Since 1989, we’ve been improving the quality of health care for Rwandans.
- More than 481,000 men and boys have received voluntary medical male circumcision services, thereby benefiting from this procedure’s protective effect against HIV infection.
- Introduction of postpartum family planning (PPFP) services in 10 districts led to the Rwandan Ministry of Health adopting and prioritizing PPFP in all districts.
- The use of data “dashboards” at health care facilities has led to improvements in quality of care and increased access to services. At one Jhpiego-supported facility in Nyaruguru District, for example, this innovation led to a 50% increase in the number of pregnant women attending all four recommended antenatal care visits.
- Jhpiego provided technical support to the Ministry of Health’s Malaria and Other Parasitic Diseases Division to conduct a high-level malaria program review to develop recommendations and identify priority areas for the Malaria Strategic Plan 2020–2025.
Our Work in Rwanda
Impact Malaria is a global project of the U.S. President’s Malaria Initiative to reduce mortality and morbidity caused by malaria. Implemented by a consortium of organizations led by PSI, the project is funded by the U.S. Agency for International Development. In close collaboration with Rwanda’s National Malaria Control Program, other sections of the Ministry of Health and various implementing partners, Impact Malaria is designed to improve malaria service delivery via the following objectives: 1) improve the quality of and access to malaria case management and prevention of malaria in pregnancy; 2) improve the quality of and access to other malaria drug-based approaches and provide support to pilot/scale up newer malaria drug-based approaches; and 3) provide global technical leadership, support operational research and advance program learning.
Maternal, Neonatal, Child, Sexual and Reproductive Health in Seven Districts in Rwanda
With funding from Belgian development agency Enabel, Jhpiego is implementing a three-year project targeting seven health districts. The project’s objective is to ensure accessible, evidence-based, improved and innovative maternal, neonatal, child, sexual and reproductive health services in these districts. In addition, the project seeks to increase citizens’ participation and engagement in development in alignment with the current national Health Sector Strategic Plan 4.
Catalytic Opportunity Funds for Scale-up of Hormonal IUDs in Rwanda

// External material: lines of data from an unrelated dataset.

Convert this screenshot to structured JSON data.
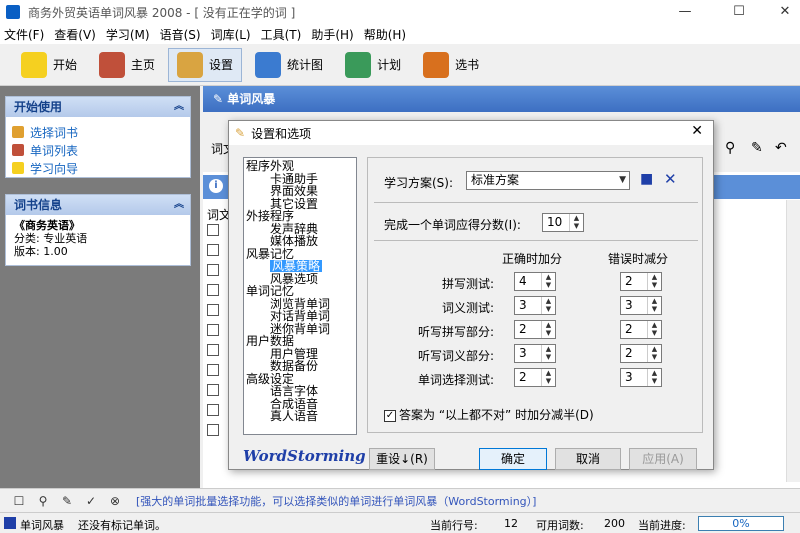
{
  "window": {
    "title": "商务外贸英语单词风暴 2008 - [ 没有正在学的词 ]"
  },
  "menu": [
    "文件(F)",
    "查看(V)",
    "学习(M)",
    "语音(S)",
    "词库(L)",
    "工具(T)",
    "助手(H)",
    "帮助(H)"
  ],
  "toolbar": [
    {
      "label": "开始",
      "icon": "lightbulb-icon",
      "color": "#f5d020"
    },
    {
      "label": "主页",
      "icon": "home-icon",
      "color": "#c0503a"
    },
    {
      "label": "设置",
      "icon": "wrench-icon",
      "color": "#d9a441"
    },
    {
      "label": "统计图",
      "icon": "chart-icon",
      "color": "#3b7bd0"
    },
    {
      "label": "计划",
      "icon": "plan-icon",
      "color": "#3a9a5a"
    },
    {
      "label": "选书",
      "icon": "books-icon",
      "color": "#d8701e"
    }
  ],
  "left_panel": {
    "start_title": "开始使用",
    "start_items": [
      "选择词书",
      "单词列表",
      "学习向导"
    ],
    "book_title": "词书信息",
    "book_name": "《商务英语》",
    "category": "分类: 专业英语",
    "version": "版本: 1.00"
  },
  "main": {
    "header": "单词风暴",
    "word_col": "词文",
    "partial_label": "词文"
  },
  "dialog": {
    "title": "设置和选项",
    "tree": [
      {
        "label": "程序外观",
        "level": 0
      },
      {
        "label": "卡通助手",
        "level": 1
      },
      {
        "label": "界面效果",
        "level": 1
      },
      {
        "label": "其它设置",
        "level": 1
      },
      {
        "label": "外接程序",
        "level": 0
      },
      {
        "label": "发声辞典",
        "level": 1
      },
      {
        "label": "媒体播放",
        "level": 1
      },
      {
        "label": "风暴记忆",
        "level": 0
      },
      {
        "label": "风暴策略",
        "level": 1,
        "selected": true
      },
      {
        "label": "风暴选项",
        "level": 1
      },
      {
        "label": "单词记忆",
        "level": 0
      },
      {
        "label": "浏览背单词",
        "level": 1
      },
      {
        "label": "对话背单词",
        "level": 1
      },
      {
        "label": "迷你背单词",
        "level": 1
      },
      {
        "label": "用户数据",
        "level": 0
      },
      {
        "label": "用户管理",
        "level": 1
      },
      {
        "label": "数据备份",
        "level": 1
      },
      {
        "label": "高级设定",
        "level": 0
      },
      {
        "label": "语言字体",
        "level": 1
      },
      {
        "label": "合成语音",
        "level": 1
      },
      {
        "label": "真人语音",
        "level": 1
      }
    ],
    "scheme_label": "学习方案(S):",
    "scheme_value": "标准方案",
    "score_label": "完成一个单词应得分数(I):",
    "score_value": "10",
    "col_correct": "正确时加分",
    "col_wrong": "错误时减分",
    "rows": [
      {
        "label": "拼写测试:",
        "correct": "4",
        "wrong": "2"
      },
      {
        "label": "词义测试:",
        "correct": "3",
        "wrong": "3"
      },
      {
        "label": "听写拼写部分:",
        "correct": "2",
        "wrong": "2"
      },
      {
        "label": "听写词义部分:",
        "correct": "3",
        "wrong": "2"
      },
      {
        "label": "单词选择测试:",
        "correct": "2",
        "wrong": "3"
      }
    ],
    "halve_label": "答案为 “以上都不对” 时加分减半(D)",
    "halve_checked": "✓",
    "logo": "WordStorming",
    "reset": "重设↓(R)",
    "ok": "确定",
    "cancel": "取消",
    "apply": "应用(A)"
  },
  "bottom_msg": "[强大的单词批量选择功能，可以选择类似的单词进行单词风暴（WordStorming）]",
  "status": {
    "mode": "单词风暴",
    "note": "还没有标记单词。",
    "row_label": "当前行号:",
    "row_value": "12",
    "count_label": "可用词数:",
    "count_value": "200",
    "progress_label": "当前进度:",
    "progress_value": "0%"
  }
}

With funding from the Clinton Health Access Initiative (CHAI) through a Catalytic Opportunity Fund grant, Jhpiego is working to scale up hormonal IUD services in Rwanda. This fund is administered by CHAI and managed by the Hormonal IUD Access Group with the goal of supporting catalytic work to drive scale-up of hormonal IUDs in focus countries. In Rwanda, Jhpiego is developing health care provider skills and knowledge related to hormonal IUD services during pre-service education to prepare future nurses and midwives as critical providers of family planning services in Rwanda. Jhpiego is also ensuring that nurses and midwives who are currently undergoing pre-service education acquire competencies to expand counseling and service provision to include hormonal IUD as they complete their classroom and skills-based clinical training.
Improving Malaria Case Management
With funding from the Bill & Melinda Gates Foundation, Jhpiego is conducting a health facility survey in Rwanda with the goal of improving malaria case management. In partnership with the Malaria and Other Parasitic Diseases Division of the Government of Rwanda, the U.S. President’s Malaria Initiative and the U.S. Centers for Disease Control and Prevention, Jhpiego is designing and implementing the study, which will measure progress made in outpatient malaria case management against national malaria treatment guidelines. Data from this study will benefit Rwanda’s national malaria control program by: informing the development of malaria case management training and supervision strategies; providing data on which antimalarial and rapid diagnostic tests are ideal for the country; and characterizing the degree to which routine health facility data reflect the true malaria burden.
Accelerating Development of Global Costed Plans
Jhpiego is providing technical assistance to support event-based surveillance in Rwanda to carry out a range of complex epidemiologic and surveillance activities associated with event-based surveillance systems and alert and response operations at Rwanda Biomedical Center. This work is funded by the CDC Foundation.